If you do receive a list of references, by all means call them!  It gives you a chance to connect with fellow credit managers, and learn what kind of service they receive.

4.       Do you have a sample contract or service agreement I can look over?

Now, you aren`t asking for an agreement to sign (and certainly don`t give that impression to the sales person just yet), but you are looking to see if the agency increases their rates arbitrarily based on aging of accounts, or if there are closure fees if a file is listed in error, or the agency feels a need to lock clients into an extended contract – these are all danger signs.

5.       Who would be handling my collection work?  Before considering your agency, would I be able to speak to them in person?

One of the best things I saw from a potential client was an on-site visit where the credit manager came in, and talked to the collection agents on the floor – not the sales people, not the management, but the actual people who do the actual representation of the client.  He turned to a collection officer who had been there a year without warning and asked "why do you work here?  What do you like about this company?"  Utter genius.

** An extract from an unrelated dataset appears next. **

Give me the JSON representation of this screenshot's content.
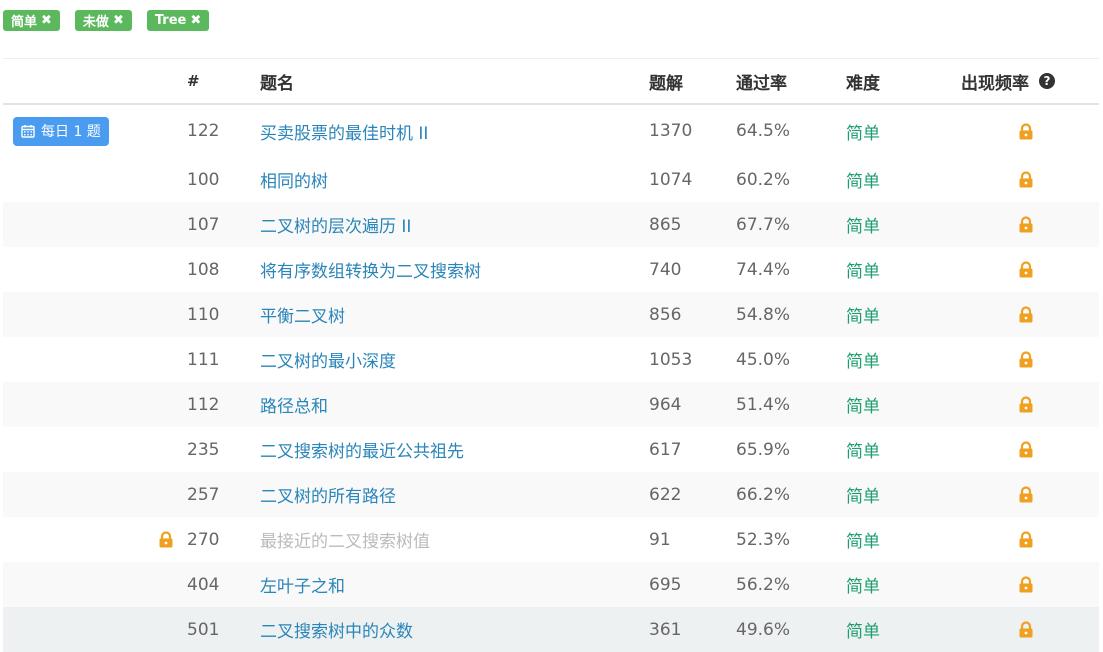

If a collection agency isn`t comfortable with you speaking to their staff, they may not have a positive work environment, or invest much time in training their staff or making them a part of the greater operation.


Controlling the Flood of Sales Calls

While you do want to examine your options and see if you can find a superior service for your company, you don`t want to feel under siege by the agencies.  To control the calls, return the answering machine messages and spend a couple of minutes asking pertinent questions.

If you think you are satisfied with your current collection agency, don’t be complacent, and keep an open eye to new options.  So many clients I`ve dealt with have worked with an existing agency for years, receiving sub-standard performance or customer support.

If the new collection agency sounds like a potential service provider, collect their information and ask if they will follow up with you in 30 or 60 days.  It gives you breathing room to consider their services on your time-table, and you can then see if they actually are organized and interested enough to call you back when you specify.

If you are happy with your current provider, or the company doesn`t display the skills or qualifications you are seeking, invite them to call back in six months to a year.  You will put an end to their calls (hopefully) for that period of time, and if they respect your position and your company, they will comply.  If they have the focus and commitment to follow up with you in the six months to a year, they may be worth considering down the road.


Conclusion

Credit managers and creditors are in the drivers seat when it comes to interviewing and selecting a collection agency – yet many are not sure how to deal with the frequent calls and the swift verbal patter of sales personnel.  The larger your company, the more likely you will be subject to the attention of third party agencies.  I recommend being prepared to meet these calls head on, and be prepared with some challenging questions.

If you are a creditor having issues with selecting a collection agency, I am always available to speak – I would encourage anyone who reads this and has questions to reach out and speak with me.  My office number at Kingston Data and Credit is 226-444-5695.

Blair DeMarco-Wettlaufer
Kingston Data and Credit – www.kingstondc.com
Cambridge, Ontario